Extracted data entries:
•••
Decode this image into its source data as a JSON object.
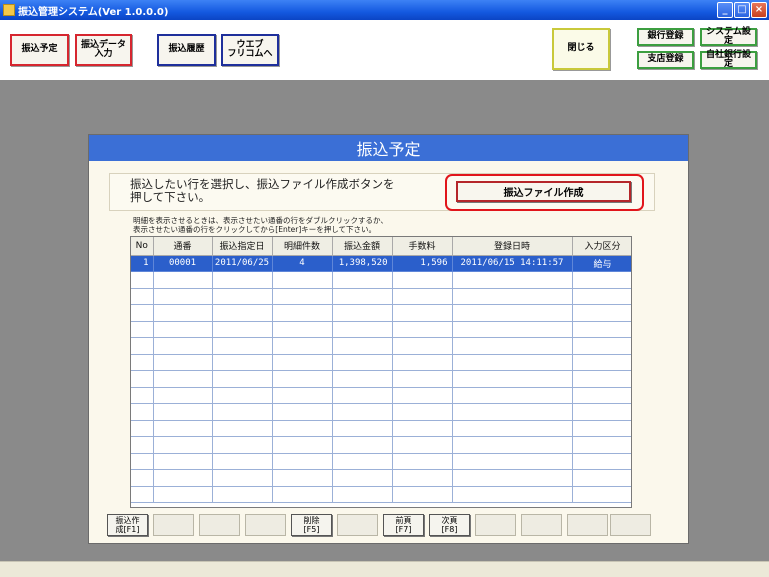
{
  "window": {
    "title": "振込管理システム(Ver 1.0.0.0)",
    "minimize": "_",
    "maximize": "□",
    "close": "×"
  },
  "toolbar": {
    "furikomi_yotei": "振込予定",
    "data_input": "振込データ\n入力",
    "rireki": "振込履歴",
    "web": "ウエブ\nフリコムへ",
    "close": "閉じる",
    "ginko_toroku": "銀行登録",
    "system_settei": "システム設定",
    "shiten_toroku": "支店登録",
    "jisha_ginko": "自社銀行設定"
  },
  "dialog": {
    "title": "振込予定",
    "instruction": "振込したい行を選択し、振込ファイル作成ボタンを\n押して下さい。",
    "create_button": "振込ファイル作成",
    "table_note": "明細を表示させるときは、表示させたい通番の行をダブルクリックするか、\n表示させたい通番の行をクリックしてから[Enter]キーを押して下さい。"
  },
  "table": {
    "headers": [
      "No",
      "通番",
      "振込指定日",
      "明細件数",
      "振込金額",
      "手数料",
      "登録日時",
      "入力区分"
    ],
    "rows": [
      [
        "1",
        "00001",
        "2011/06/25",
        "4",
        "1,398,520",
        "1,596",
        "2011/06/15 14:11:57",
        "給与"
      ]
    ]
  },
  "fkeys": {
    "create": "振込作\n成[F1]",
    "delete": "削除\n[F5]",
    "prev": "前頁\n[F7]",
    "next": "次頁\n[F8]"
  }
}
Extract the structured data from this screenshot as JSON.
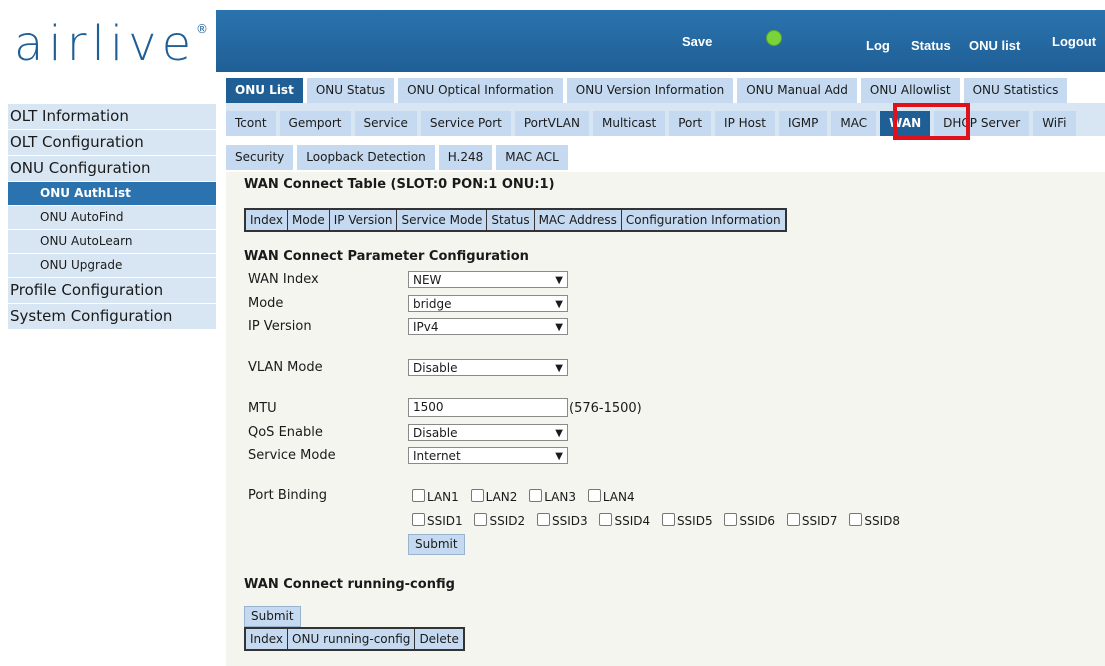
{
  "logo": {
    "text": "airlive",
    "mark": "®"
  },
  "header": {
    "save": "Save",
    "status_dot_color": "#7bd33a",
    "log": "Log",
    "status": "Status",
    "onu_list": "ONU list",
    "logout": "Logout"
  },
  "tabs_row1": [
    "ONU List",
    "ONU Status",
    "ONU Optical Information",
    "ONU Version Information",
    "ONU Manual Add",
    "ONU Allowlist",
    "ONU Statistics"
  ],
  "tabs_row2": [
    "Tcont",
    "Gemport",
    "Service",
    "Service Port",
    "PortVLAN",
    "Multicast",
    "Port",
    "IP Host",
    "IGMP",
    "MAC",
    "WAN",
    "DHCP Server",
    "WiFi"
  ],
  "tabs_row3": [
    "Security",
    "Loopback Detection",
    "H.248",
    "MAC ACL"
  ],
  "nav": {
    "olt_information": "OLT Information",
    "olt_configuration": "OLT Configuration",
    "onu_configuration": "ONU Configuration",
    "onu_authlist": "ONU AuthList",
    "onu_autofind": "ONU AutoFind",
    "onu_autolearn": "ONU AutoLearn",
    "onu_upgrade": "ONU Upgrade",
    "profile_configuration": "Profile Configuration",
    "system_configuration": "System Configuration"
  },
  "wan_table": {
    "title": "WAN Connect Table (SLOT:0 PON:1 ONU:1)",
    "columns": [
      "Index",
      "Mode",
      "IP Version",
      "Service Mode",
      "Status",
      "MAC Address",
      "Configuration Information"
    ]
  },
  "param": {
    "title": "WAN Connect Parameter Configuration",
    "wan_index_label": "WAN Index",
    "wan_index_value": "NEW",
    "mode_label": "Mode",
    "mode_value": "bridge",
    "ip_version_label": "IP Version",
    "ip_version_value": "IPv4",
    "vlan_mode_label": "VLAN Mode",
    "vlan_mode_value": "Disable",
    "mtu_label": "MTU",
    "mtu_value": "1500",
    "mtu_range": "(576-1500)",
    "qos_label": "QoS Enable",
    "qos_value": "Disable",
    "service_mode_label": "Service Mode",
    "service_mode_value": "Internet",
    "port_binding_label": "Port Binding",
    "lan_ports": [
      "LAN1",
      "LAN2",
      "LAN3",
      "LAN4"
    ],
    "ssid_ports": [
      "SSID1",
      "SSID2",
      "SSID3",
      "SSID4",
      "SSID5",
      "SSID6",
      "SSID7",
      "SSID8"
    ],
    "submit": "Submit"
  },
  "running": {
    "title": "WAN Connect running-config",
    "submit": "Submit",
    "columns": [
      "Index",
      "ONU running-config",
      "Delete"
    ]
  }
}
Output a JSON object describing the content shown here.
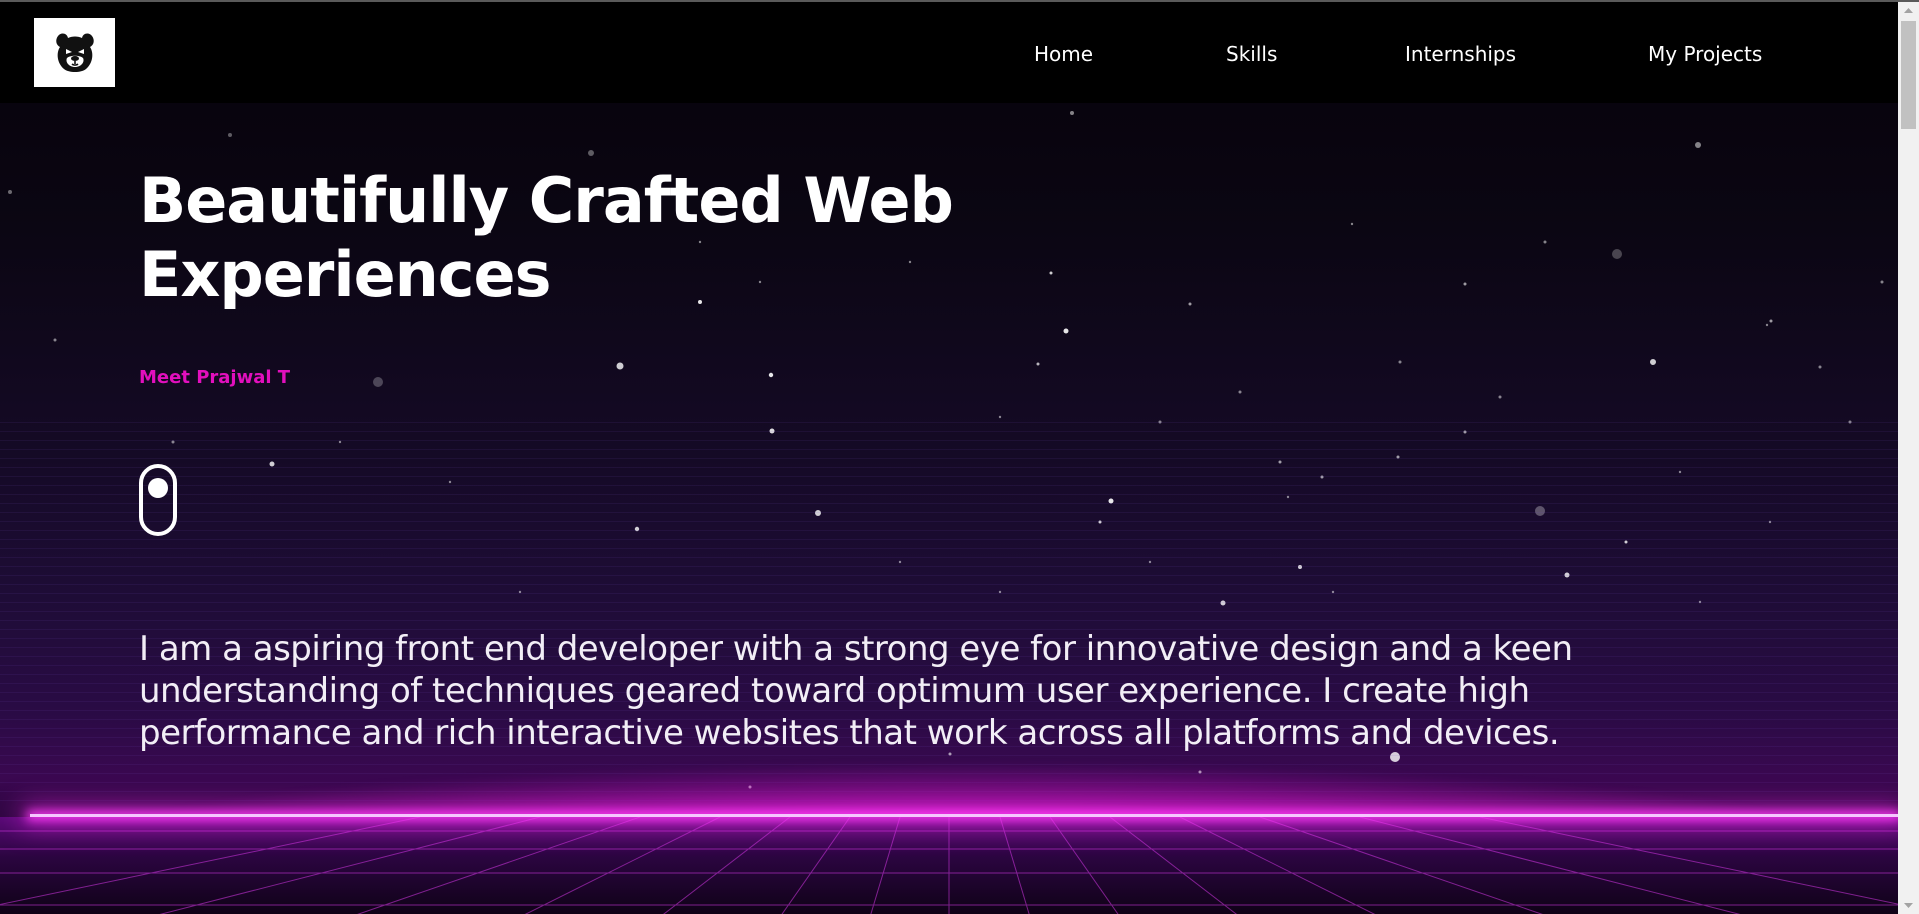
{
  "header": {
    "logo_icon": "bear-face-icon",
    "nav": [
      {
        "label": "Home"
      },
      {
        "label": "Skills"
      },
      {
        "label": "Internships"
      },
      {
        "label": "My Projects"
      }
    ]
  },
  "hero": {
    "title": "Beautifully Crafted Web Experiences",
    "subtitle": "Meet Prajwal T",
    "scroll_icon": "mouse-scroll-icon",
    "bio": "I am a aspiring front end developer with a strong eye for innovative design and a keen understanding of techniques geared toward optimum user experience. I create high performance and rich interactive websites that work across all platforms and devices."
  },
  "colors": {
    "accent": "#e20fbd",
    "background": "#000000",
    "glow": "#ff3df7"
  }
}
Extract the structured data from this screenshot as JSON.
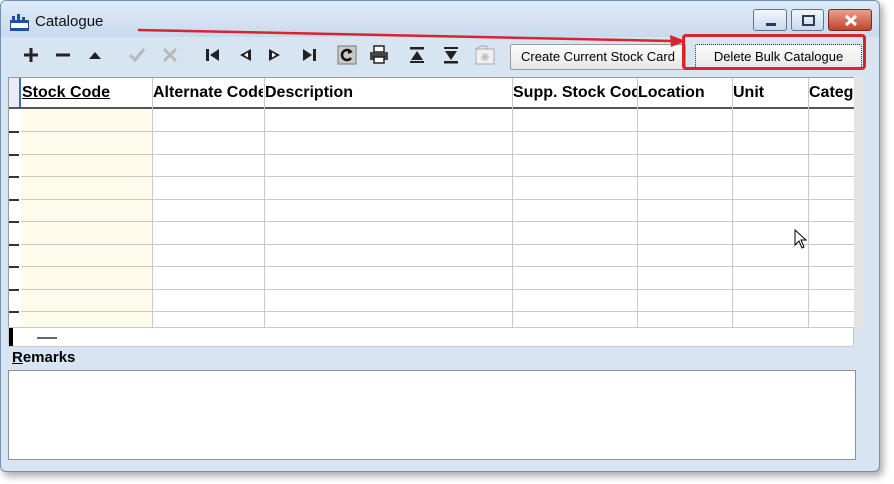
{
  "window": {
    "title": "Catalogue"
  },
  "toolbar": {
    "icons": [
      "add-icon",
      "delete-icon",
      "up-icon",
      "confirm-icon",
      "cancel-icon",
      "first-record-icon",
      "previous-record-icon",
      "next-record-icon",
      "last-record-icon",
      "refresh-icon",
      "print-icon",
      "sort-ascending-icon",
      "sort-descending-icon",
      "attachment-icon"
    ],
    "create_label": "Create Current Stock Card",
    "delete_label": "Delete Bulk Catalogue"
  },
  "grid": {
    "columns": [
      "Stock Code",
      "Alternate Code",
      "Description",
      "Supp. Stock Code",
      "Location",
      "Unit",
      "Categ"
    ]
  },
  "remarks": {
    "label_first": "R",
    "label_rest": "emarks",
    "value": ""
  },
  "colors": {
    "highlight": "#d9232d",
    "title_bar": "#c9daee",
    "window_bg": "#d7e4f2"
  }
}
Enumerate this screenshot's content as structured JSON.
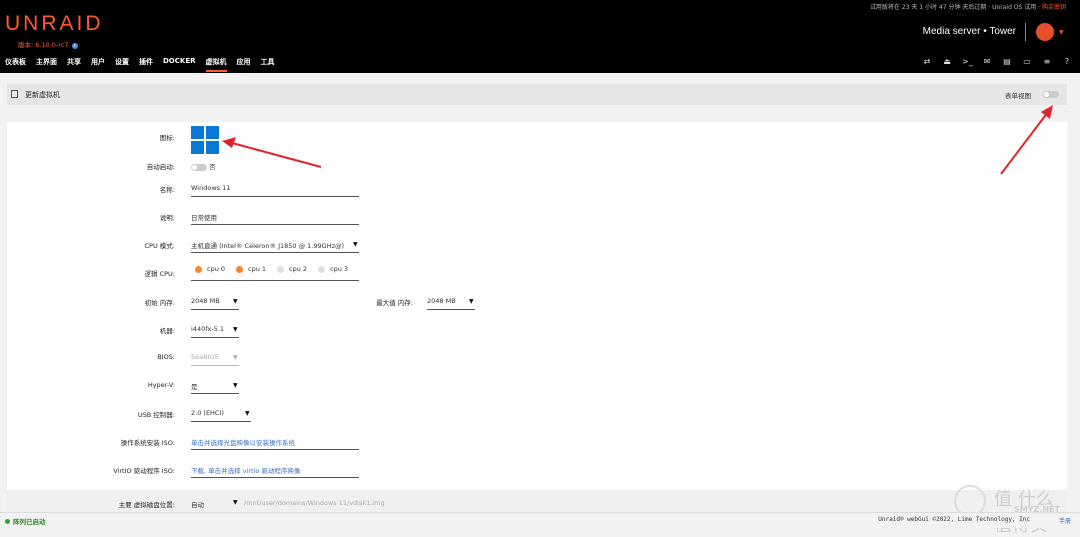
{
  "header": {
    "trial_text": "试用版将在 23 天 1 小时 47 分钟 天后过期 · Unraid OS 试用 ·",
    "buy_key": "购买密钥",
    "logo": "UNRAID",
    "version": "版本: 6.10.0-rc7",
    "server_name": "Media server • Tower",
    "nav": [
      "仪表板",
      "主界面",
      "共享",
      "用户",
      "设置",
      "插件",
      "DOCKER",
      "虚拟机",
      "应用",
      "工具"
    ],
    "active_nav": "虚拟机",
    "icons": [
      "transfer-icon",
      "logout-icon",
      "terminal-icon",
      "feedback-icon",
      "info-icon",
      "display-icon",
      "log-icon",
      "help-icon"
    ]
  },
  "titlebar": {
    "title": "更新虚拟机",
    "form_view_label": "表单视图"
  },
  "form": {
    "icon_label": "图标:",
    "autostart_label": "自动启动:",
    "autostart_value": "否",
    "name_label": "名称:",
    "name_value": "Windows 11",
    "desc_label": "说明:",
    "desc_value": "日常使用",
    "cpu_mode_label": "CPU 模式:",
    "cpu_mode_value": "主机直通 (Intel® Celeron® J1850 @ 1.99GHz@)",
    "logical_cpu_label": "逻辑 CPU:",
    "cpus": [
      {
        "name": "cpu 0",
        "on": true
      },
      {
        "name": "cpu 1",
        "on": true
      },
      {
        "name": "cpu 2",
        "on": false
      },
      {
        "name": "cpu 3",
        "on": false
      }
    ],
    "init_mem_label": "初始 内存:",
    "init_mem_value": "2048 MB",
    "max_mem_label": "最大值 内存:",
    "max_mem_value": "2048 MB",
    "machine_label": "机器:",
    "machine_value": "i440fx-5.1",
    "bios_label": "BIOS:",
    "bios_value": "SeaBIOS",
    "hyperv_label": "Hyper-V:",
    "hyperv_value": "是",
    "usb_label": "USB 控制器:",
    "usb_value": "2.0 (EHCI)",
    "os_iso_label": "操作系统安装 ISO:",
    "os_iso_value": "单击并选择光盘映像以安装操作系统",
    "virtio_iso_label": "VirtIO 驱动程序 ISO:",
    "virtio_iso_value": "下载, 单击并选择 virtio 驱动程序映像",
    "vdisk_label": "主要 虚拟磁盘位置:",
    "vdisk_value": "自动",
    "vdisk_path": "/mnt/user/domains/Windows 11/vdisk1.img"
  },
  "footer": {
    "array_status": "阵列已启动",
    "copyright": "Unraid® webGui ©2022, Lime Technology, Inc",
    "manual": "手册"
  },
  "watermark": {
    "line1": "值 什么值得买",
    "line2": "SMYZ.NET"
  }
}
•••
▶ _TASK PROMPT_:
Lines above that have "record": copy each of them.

▶ _TASK SOLUTION_:
      "first-record-icon",
      "previous-record-icon",
      "next-record-icon",
      "last-record-icon",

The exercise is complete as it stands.